Patients with neutropenia: The safety and efficacy of SIVEXTRO® (tedizolid phosphate) in patients with neutropenia (neutrophil counts <1000 cells/mm3) have not been adequately evaluated. In an animal model of infection, the antibacterial activity of SIVEXTRO was reduced in the absence of granulocytes. Alternative therapies should be considered when treating patients with neutropenia.

Clostridium difficile–associated diarrhea (CDAD), ranging from mild diarrhea to fatal colitis, has been reported with nearly all systemic antibacterial agents, including SIVEXTRO. Evaluate all patients who present with diarrhea following antibiotic use. Careful medical history is necessary because CDAD has been reported to occur more than two months after the administration of antibacterial agents. If CDAD is suspected or confirmed, antibacterial use not directed against C. difficile should be discontinued, if possible.

Development of drug-resistant bacteria: Prescribing SIVEXTRO in the absence of a proven or strongly suspected bacterial infection or prophylactic indication is unlikely to provide benefit to the patient and increases the risk of the development of drug-resistant bacteria.

Adverse reactions: The most common adverse reactions for SIVEXTRO are nausea (8%), headache (6%), diarrhea (4%), vomiting (3%), and dizziness (2%).

Drug interactions with BCRP substrates: SIVEXTRO (when administered orally) can increase the plasma concentrations of orally administered Breast Cancer Resistance Protein (BCRP) substrates and the potential for adverse reactions. Monitor for adverse reactions related to the concomitant BCRP substrates if coadministration cannot be avoided.

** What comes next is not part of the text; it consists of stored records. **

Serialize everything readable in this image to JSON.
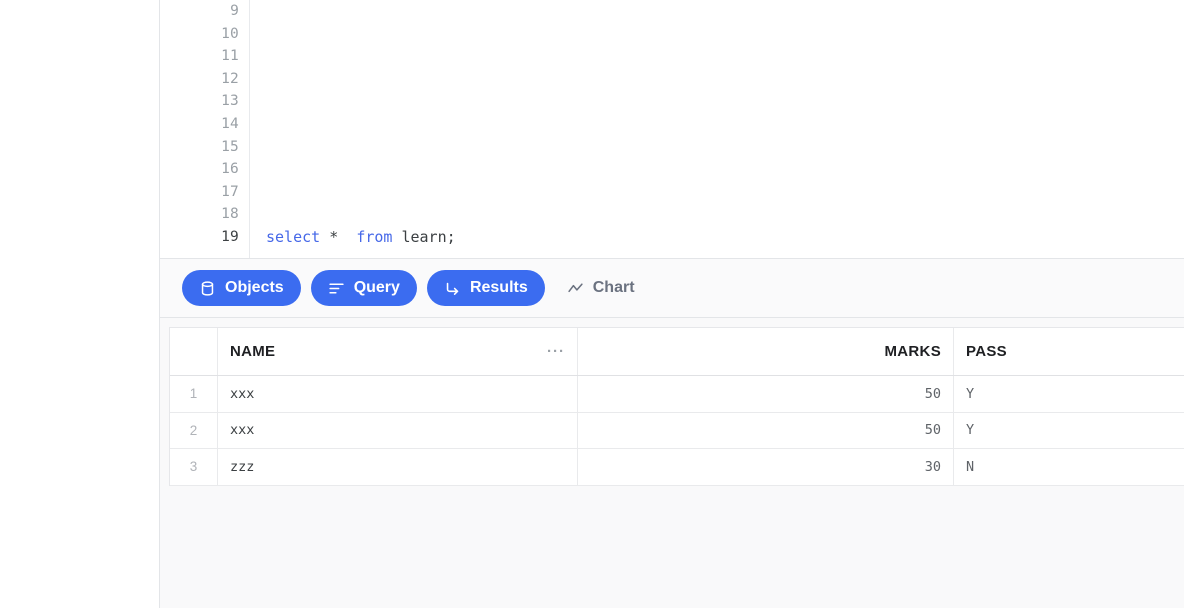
{
  "editor": {
    "lines": [
      {
        "number": "9",
        "code": "",
        "active": false
      },
      {
        "number": "10",
        "code": "",
        "active": false
      },
      {
        "number": "11",
        "code": "",
        "active": false
      },
      {
        "number": "12",
        "code": "",
        "active": false
      },
      {
        "number": "13",
        "code": "",
        "active": false
      },
      {
        "number": "14",
        "code": "",
        "active": false
      },
      {
        "number": "15",
        "code": "",
        "active": false
      },
      {
        "number": "16",
        "code": "",
        "active": false
      },
      {
        "number": "17",
        "code": "",
        "active": false
      },
      {
        "number": "18",
        "code": "",
        "active": false
      },
      {
        "number": "19",
        "code": "select *  from learn;",
        "active": true
      }
    ],
    "sql_tokens": [
      {
        "text": "select",
        "type": "keyword"
      },
      {
        "text": " *  ",
        "type": "plain"
      },
      {
        "text": "from",
        "type": "keyword"
      },
      {
        "text": " learn;",
        "type": "plain"
      }
    ]
  },
  "tabs": [
    {
      "label": "Objects",
      "icon": "database-icon",
      "active": true
    },
    {
      "label": "Query",
      "icon": "align-left-icon",
      "active": true
    },
    {
      "label": "Results",
      "icon": "arrow-turn-down-right-icon",
      "active": true
    },
    {
      "label": "Chart",
      "icon": "line-chart-icon",
      "active": false
    }
  ],
  "results": {
    "column_menu_glyph": "···",
    "columns": [
      "",
      "NAME",
      "MARKS",
      "PASS"
    ],
    "rows": [
      {
        "num": "1",
        "NAME": "xxx",
        "MARKS": "50",
        "PASS": "Y"
      },
      {
        "num": "2",
        "NAME": "xxx",
        "MARKS": "50",
        "PASS": "Y"
      },
      {
        "num": "3",
        "NAME": "zzz",
        "MARKS": "30",
        "PASS": "N"
      }
    ]
  },
  "colors": {
    "accent": "#3b6cf0",
    "keyword": "#4668e8",
    "muted_text": "#6b7280",
    "panel_bg": "#f9f9fa",
    "border": "#e3e5e8"
  }
}
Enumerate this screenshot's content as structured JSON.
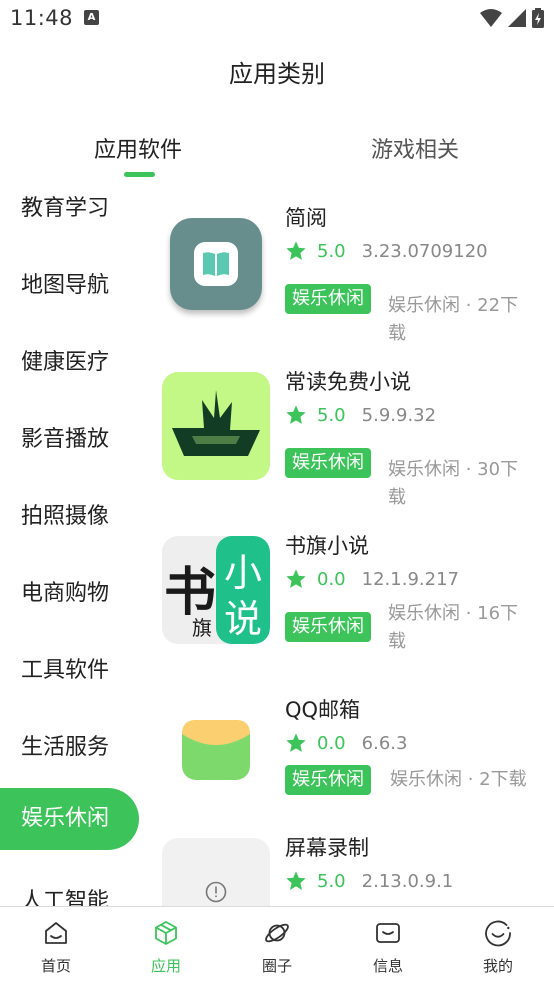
{
  "status_bar": {
    "time": "11:48",
    "notification_letter": "A"
  },
  "header": {
    "title": "应用类别"
  },
  "tabs": [
    {
      "label": "应用软件",
      "selected": true
    },
    {
      "label": "游戏相关",
      "selected": false
    }
  ],
  "categories": [
    {
      "label": "教育学习"
    },
    {
      "label": "地图导航"
    },
    {
      "label": "健康医疗"
    },
    {
      "label": "影音播放"
    },
    {
      "label": "拍照摄像"
    },
    {
      "label": "电商购物"
    },
    {
      "label": "工具软件"
    },
    {
      "label": "生活服务"
    },
    {
      "label": "娱乐休闲",
      "selected": true
    },
    {
      "label": "人工智能"
    }
  ],
  "apps": [
    {
      "name": "简阅",
      "rating": "5.0",
      "version": "3.23.0709120",
      "badge": "娱乐休闲",
      "downloads_line1": "娱乐休闲 · 22下",
      "downloads_line2": "载"
    },
    {
      "name": "常读免费小说",
      "rating": "5.0",
      "version": "5.9.9.32",
      "badge": "娱乐休闲",
      "downloads_line1": "娱乐休闲 · 30下",
      "downloads_line2": "载"
    },
    {
      "name": "书旗小说",
      "rating": "0.0",
      "version": "12.1.9.217",
      "badge": "娱乐休闲",
      "downloads_line1": "娱乐休闲 · 16下",
      "downloads_line2": "载",
      "icon_text": {
        "shu": "书",
        "qi": "旗",
        "xiao": "小",
        "shuo": "说"
      }
    },
    {
      "name": "QQ邮箱",
      "rating": "0.0",
      "version": "6.6.3",
      "badge": "娱乐休闲",
      "downloads_line1": "娱乐休闲 · 2下载"
    },
    {
      "name": "屏幕录制",
      "rating": "5.0",
      "version": "2.13.0.9.1"
    }
  ],
  "bottom_nav": [
    {
      "label": "首页",
      "icon": "home-icon"
    },
    {
      "label": "应用",
      "icon": "cube-icon",
      "selected": true
    },
    {
      "label": "圈子",
      "icon": "planet-icon"
    },
    {
      "label": "信息",
      "icon": "mail-icon"
    },
    {
      "label": "我的",
      "icon": "profile-icon"
    }
  ],
  "colors": {
    "accent": "#3cc45a",
    "text": "#222222",
    "muted": "#888888"
  }
}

Before prescribing SIVEXTRO, please read the accompanying Prescribing Information.